Start of Block
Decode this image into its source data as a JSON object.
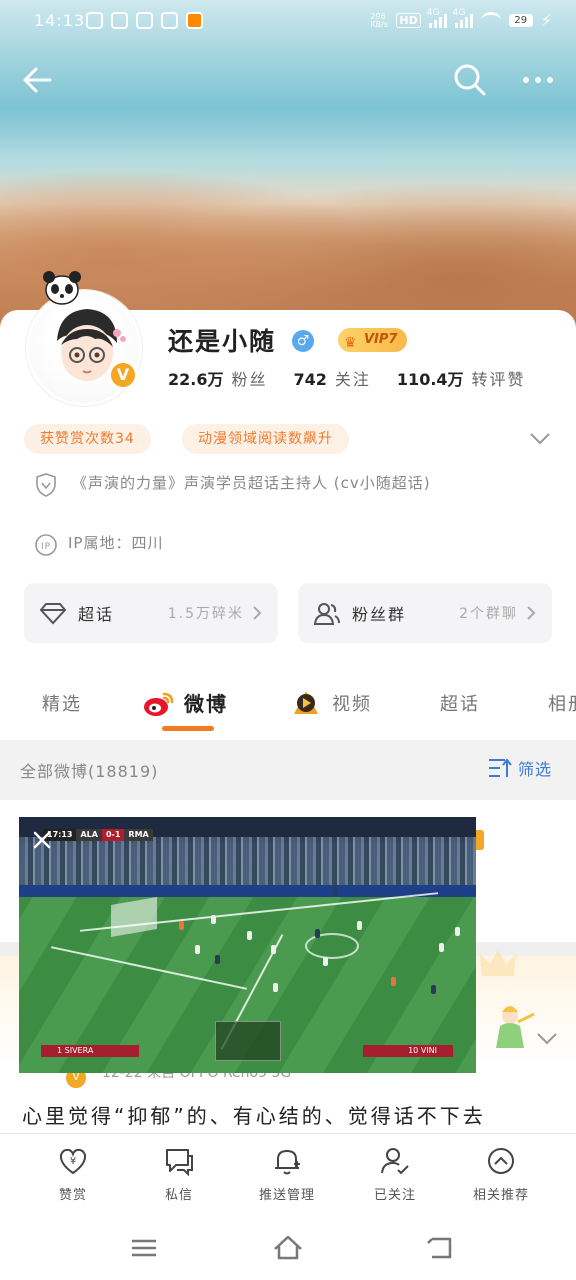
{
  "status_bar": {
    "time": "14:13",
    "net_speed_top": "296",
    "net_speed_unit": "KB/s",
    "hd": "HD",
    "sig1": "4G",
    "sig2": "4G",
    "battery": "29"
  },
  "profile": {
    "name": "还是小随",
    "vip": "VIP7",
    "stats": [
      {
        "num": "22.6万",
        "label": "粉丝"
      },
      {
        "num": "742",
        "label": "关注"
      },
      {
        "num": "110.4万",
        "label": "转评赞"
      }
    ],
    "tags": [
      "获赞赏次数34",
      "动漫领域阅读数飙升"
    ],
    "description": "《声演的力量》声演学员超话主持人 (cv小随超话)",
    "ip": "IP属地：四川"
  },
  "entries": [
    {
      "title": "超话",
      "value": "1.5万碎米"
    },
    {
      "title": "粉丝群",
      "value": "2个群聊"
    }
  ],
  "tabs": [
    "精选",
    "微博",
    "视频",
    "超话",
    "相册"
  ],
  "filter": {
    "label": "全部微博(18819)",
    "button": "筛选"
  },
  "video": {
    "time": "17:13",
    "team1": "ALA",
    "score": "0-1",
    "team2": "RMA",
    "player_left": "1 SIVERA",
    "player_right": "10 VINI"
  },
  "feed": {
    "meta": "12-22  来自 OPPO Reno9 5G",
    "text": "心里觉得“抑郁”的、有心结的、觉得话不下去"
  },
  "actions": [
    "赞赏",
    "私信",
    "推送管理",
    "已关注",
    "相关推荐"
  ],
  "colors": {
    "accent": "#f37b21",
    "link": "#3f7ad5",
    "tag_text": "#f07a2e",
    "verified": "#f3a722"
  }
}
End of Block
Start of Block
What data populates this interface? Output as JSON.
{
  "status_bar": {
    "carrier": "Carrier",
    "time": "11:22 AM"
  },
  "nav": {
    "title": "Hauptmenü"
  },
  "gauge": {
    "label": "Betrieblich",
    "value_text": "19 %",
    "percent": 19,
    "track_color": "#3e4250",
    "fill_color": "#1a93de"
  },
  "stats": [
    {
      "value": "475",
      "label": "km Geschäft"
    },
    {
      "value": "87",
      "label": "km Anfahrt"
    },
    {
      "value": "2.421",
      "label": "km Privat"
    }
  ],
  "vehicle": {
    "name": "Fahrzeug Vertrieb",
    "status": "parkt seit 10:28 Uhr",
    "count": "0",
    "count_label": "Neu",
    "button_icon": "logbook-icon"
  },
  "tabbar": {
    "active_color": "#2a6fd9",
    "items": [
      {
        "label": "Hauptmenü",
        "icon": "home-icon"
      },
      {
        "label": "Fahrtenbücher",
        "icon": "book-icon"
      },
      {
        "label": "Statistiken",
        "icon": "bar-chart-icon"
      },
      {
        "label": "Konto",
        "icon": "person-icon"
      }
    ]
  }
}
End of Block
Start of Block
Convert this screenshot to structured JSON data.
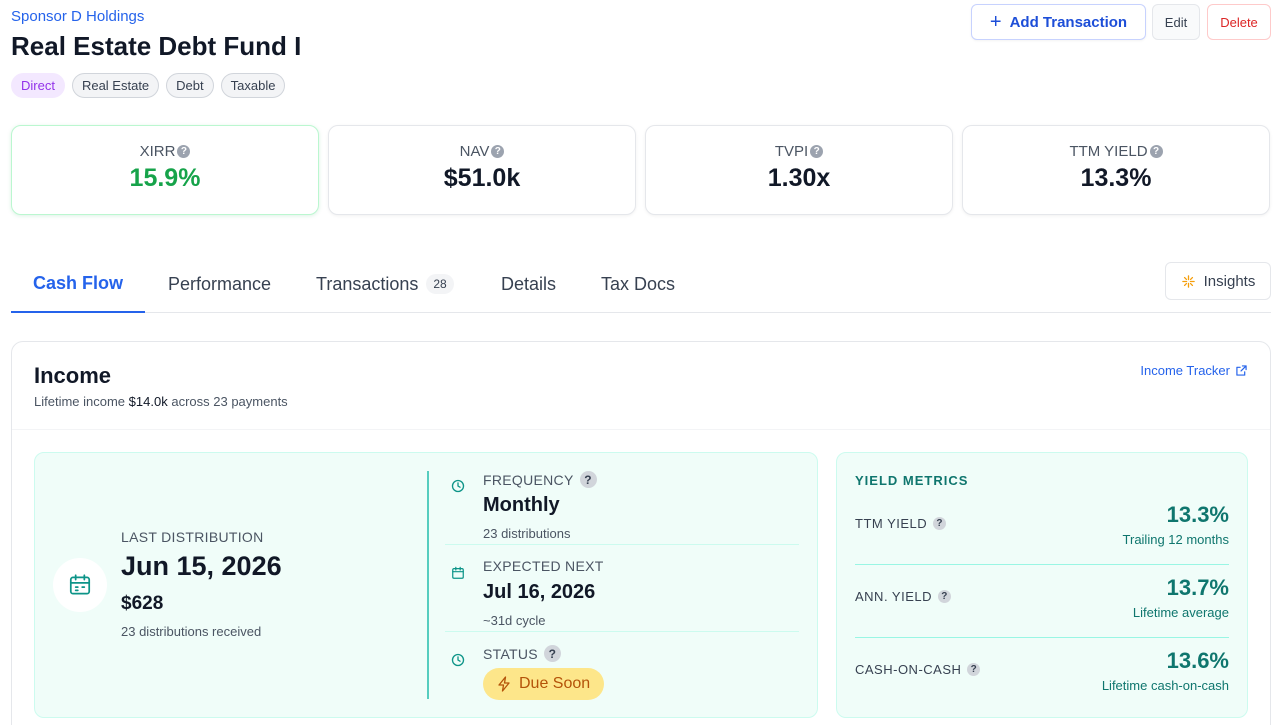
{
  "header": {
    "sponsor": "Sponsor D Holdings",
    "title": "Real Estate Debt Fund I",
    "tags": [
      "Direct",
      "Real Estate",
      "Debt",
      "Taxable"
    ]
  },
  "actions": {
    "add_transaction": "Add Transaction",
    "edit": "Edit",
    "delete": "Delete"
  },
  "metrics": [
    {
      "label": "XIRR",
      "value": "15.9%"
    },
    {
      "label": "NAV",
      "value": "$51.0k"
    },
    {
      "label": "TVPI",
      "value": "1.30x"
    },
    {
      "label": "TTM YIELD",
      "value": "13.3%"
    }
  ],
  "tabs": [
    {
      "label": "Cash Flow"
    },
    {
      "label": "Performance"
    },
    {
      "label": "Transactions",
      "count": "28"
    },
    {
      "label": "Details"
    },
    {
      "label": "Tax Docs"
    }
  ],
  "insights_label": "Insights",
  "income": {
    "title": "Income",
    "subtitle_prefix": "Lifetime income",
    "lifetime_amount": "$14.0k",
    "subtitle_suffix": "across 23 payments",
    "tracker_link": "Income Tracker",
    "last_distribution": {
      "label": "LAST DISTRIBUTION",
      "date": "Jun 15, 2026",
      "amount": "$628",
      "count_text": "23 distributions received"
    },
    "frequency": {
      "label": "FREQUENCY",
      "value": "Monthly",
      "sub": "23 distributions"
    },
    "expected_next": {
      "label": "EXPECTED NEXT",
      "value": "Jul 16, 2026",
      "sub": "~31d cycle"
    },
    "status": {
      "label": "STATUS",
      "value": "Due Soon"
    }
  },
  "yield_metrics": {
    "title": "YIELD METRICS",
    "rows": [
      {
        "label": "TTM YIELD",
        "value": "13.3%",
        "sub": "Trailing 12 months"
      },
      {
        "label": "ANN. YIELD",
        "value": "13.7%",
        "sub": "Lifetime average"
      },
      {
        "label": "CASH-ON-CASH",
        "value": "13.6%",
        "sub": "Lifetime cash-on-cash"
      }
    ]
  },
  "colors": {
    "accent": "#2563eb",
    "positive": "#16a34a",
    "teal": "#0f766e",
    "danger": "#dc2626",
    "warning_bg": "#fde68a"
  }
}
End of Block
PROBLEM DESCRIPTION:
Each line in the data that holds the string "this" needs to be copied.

WRITTEN RESPONSE:
Decode this image into its source data as a JSON object.
What data populates this interface? Output as JSON.
Convert this screenshot to structured JSON data.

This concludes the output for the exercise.